Research Interest

Studying people and collaborating with them to design better ways, methods, technologies, that serve needs, and improve experiences and outcomes of life learning, teaching, and practice; along with distilling the social, pedagogical, and technical underpinnings. Education technologies carry forth an individual's and group's inter-personal characteristics, contingencies, beliefs, feelings, values, behaviors. Such technologies convey experiences, elicit responses, evoke emotions, and catalyze reflections. It is critical to consider the social, pedagogical, and technical ramifications when informing the design and use of teaching and learning technologies.

Current Research

These are the projects that I'm currently focusing on:

Digital Textbooks Through Conceptual Learning

Started September 15, 2020 • ☕️ 1 min read • #0 papers

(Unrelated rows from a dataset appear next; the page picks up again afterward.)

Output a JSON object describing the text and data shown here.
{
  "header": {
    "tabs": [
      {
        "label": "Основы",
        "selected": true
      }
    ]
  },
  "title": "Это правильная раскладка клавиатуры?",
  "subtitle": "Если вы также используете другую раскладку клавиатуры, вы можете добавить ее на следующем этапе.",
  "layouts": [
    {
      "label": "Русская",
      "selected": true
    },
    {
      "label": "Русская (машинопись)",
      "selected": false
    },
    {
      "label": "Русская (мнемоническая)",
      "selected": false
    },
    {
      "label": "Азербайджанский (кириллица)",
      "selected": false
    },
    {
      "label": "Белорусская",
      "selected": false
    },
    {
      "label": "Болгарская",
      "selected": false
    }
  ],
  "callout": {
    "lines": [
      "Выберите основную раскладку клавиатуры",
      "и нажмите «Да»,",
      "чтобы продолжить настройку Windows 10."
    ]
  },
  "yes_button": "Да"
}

Digital textbooks are different from the traditional printed ones. They are living species. They leverage new ways and experiences of content reading. They provide flexibility and interactivity to navigate and process blocks of information. They provide rich contents by linking different media and sources of information.

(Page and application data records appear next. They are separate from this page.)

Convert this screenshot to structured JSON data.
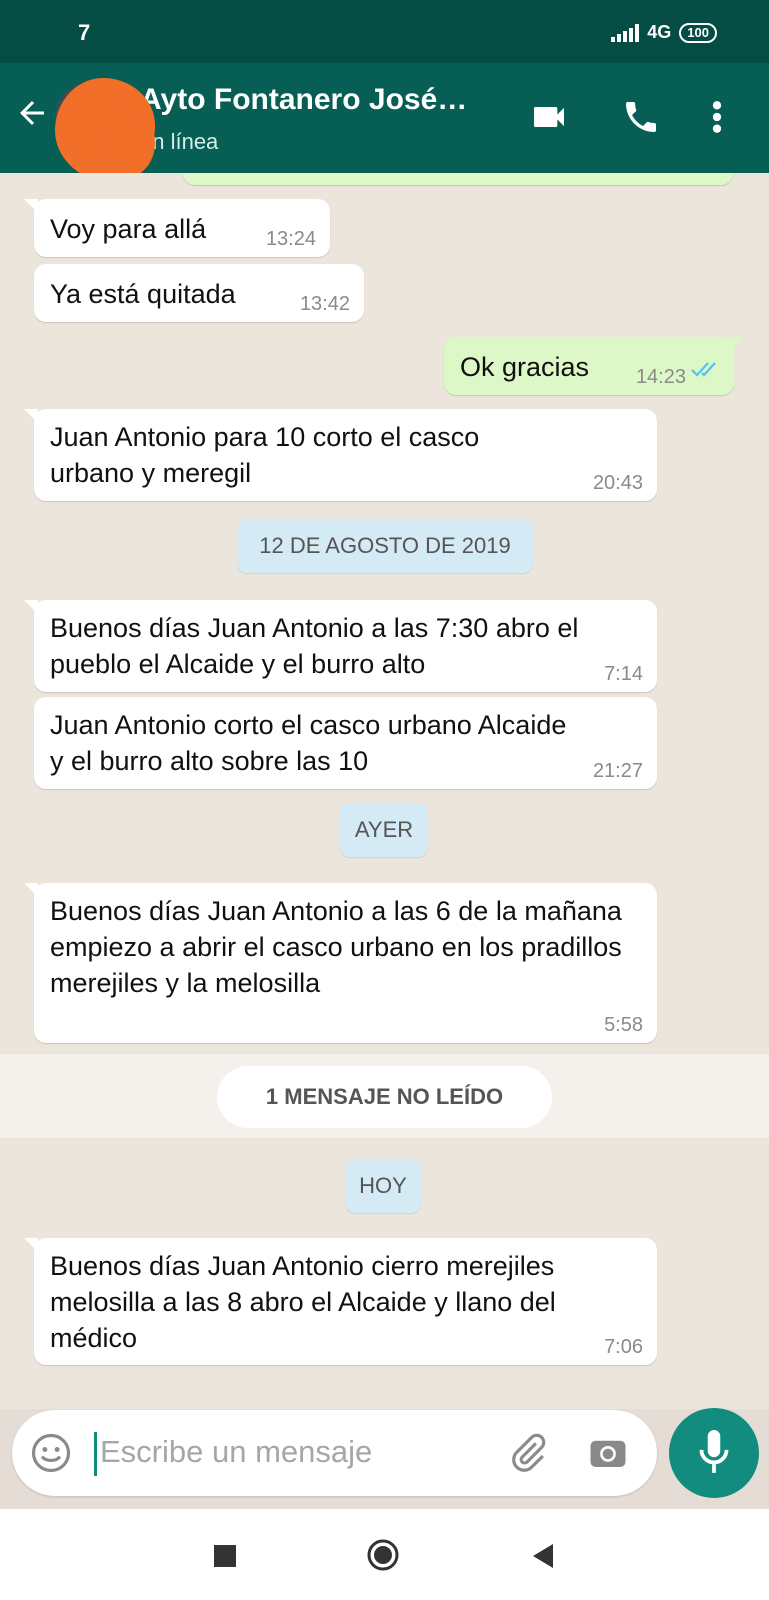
{
  "status_bar": {
    "time": "7",
    "network": "4G",
    "battery": "100"
  },
  "header": {
    "contact_name": "Ayto Fontanero José…",
    "status": "en línea"
  },
  "messages": [
    {
      "text": "Voy para allá",
      "time": "13:24"
    },
    {
      "text": "Ya está quitada",
      "time": "13:42"
    },
    {
      "text": "Ok gracias",
      "time": "14:23"
    },
    {
      "text": "Juan Antonio para 10 corto el casco urbano y meregil",
      "time": "20:43"
    },
    {
      "text": "Buenos días Juan Antonio a las 7:30 abro el pueblo el Alcaide y el burro alto",
      "time": "7:14"
    },
    {
      "text": "Juan Antonio corto el casco urbano Alcaide y el burro alto sobre las 10",
      "time": "21:27"
    },
    {
      "text": "Buenos días Juan Antonio a las 6 de la mañana empiezo a abrir el casco urbano en los pradillos merejiles y la melosilla",
      "time": "5:58"
    },
    {
      "text": "Buenos días Juan Antonio cierro merejiles melosilla a las 8 abro el Alcaide y llano del médico",
      "time": "7:06"
    }
  ],
  "date_separators": [
    "12 DE AGOSTO DE 2019",
    "AYER",
    "HOY"
  ],
  "unread_label": "1 MENSAJE NO LEÍDO",
  "composer": {
    "placeholder": "Escribe un mensaje"
  },
  "colors": {
    "header": "#075e54",
    "outgoing": "#dcf8c6",
    "accent": "#128c7e",
    "read_ticks": "#4fc3f7"
  }
}
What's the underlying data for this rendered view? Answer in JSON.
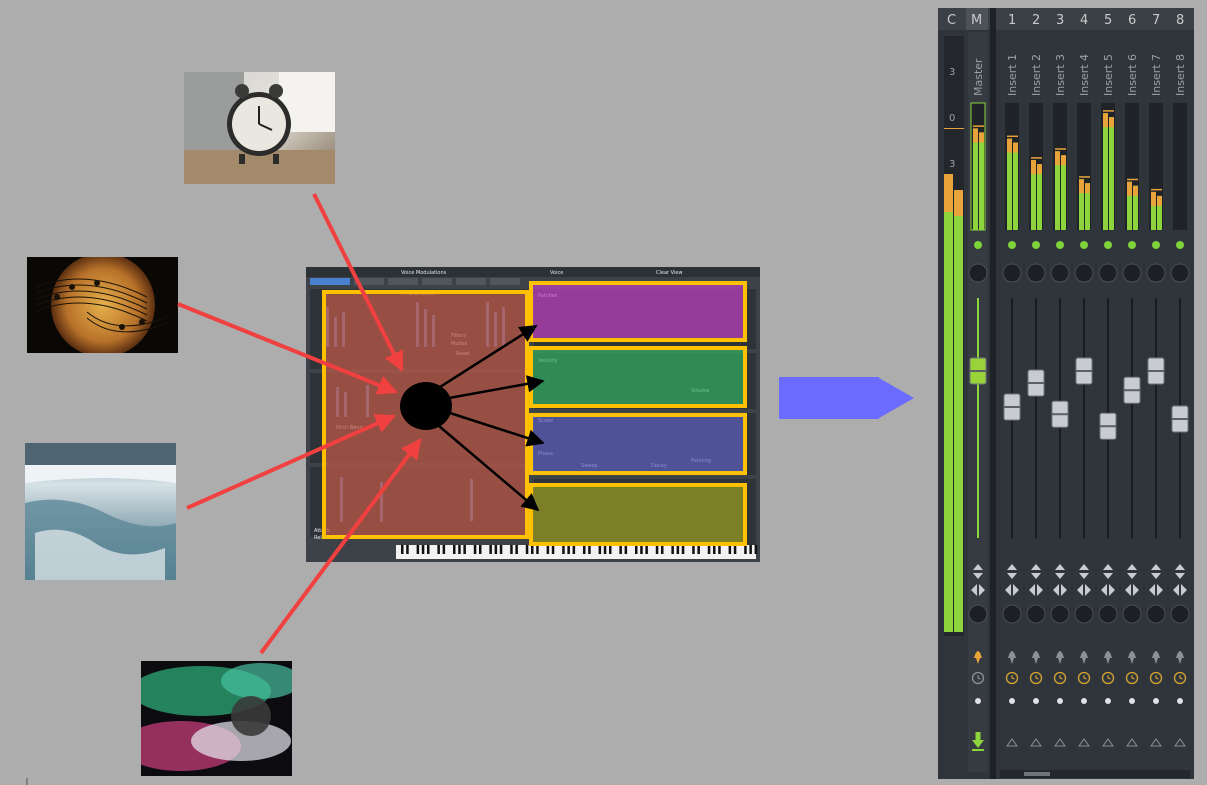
{
  "synth": {
    "header_left": "Voice Modulations",
    "header_mid": "Voice",
    "header_right": "Clear View",
    "labels": [
      "Parameters",
      "Reset",
      "Filters",
      "Modes",
      "Patches",
      "Velocity",
      "Scope",
      "Phase",
      "Sweep",
      "Decay",
      "Attack",
      "Release",
      "Pitch Bend",
      "Panning",
      "Volume"
    ]
  },
  "mixer": {
    "header_c": "C",
    "header_m": "M",
    "master_name": "Master",
    "channel_numbers": [
      "1",
      "2",
      "3",
      "4",
      "5",
      "6",
      "7",
      "8"
    ],
    "insert_names": [
      "Insert 1",
      "Insert 2",
      "Insert 3",
      "Insert 4",
      "Insert 5",
      "Insert 6",
      "Insert 7",
      "Insert 8"
    ],
    "scale_top": "3",
    "scale_zero": "0",
    "scale_bottom": "3",
    "meter_levels": [
      0.72,
      0.55,
      0.62,
      0.4,
      0.92,
      0.38,
      0.3
    ],
    "fader_levels": [
      0.7,
      0.55,
      0.65,
      0.52,
      0.7,
      0.47,
      0.62,
      0.7
    ]
  },
  "colors": {
    "background": "#adadad",
    "arrow_red": "#f04040",
    "arrow_black": "#000000",
    "arrow_blue": "#6b6bff",
    "highlight_red": "#c06050",
    "highlight_yellow": "#ffc000",
    "highlight_magenta": "#c040c0",
    "highlight_green": "#30b060",
    "highlight_purple": "#6060b0",
    "highlight_olive": "#a0a020",
    "meter_green": "#8ed43c",
    "meter_orange": "#e8a43a"
  },
  "icons": {
    "photo1": "alarm-clock-photo",
    "photo2": "music-notes-photo",
    "photo3": "waterfall-photo",
    "photo4": "colorful-smoke-photo",
    "center": "black-circle-hub",
    "big_arrow": "blue-arrow-icon"
  }
}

Can we effectively leverage digital textbooks' reading through conceptual learning?

Internet's Content for Formal Learning and Teaching

Started May 13, 2020 • ☕️ 1 min read • #0 papers

The internet has transformed the way education is designed. Learning and teaching is no longer bounded with physical classrooms. We engage with online materials to learn about and teach a wide range of topics. We also engage with online contents using multiple devices.

Can we leverage internet's content for seamless formal learning and teaching?

Information Needs and Uses for Online Teaching and Learning

Started February 12, 2017 • ☕️ 3 min read • #4 papers

Technology has been transforming ways in which teaching and learning are delivered. The use of learning technologies bring forth both opportunities and challenges. Designers of learning technologies often squeeze more features, and left with no time to consider teachers’ practices. Further, from the learners’ perspective, such technologies, are often designed around “do your best”.

Can we bridge the gap between online learning technology and pedagogy?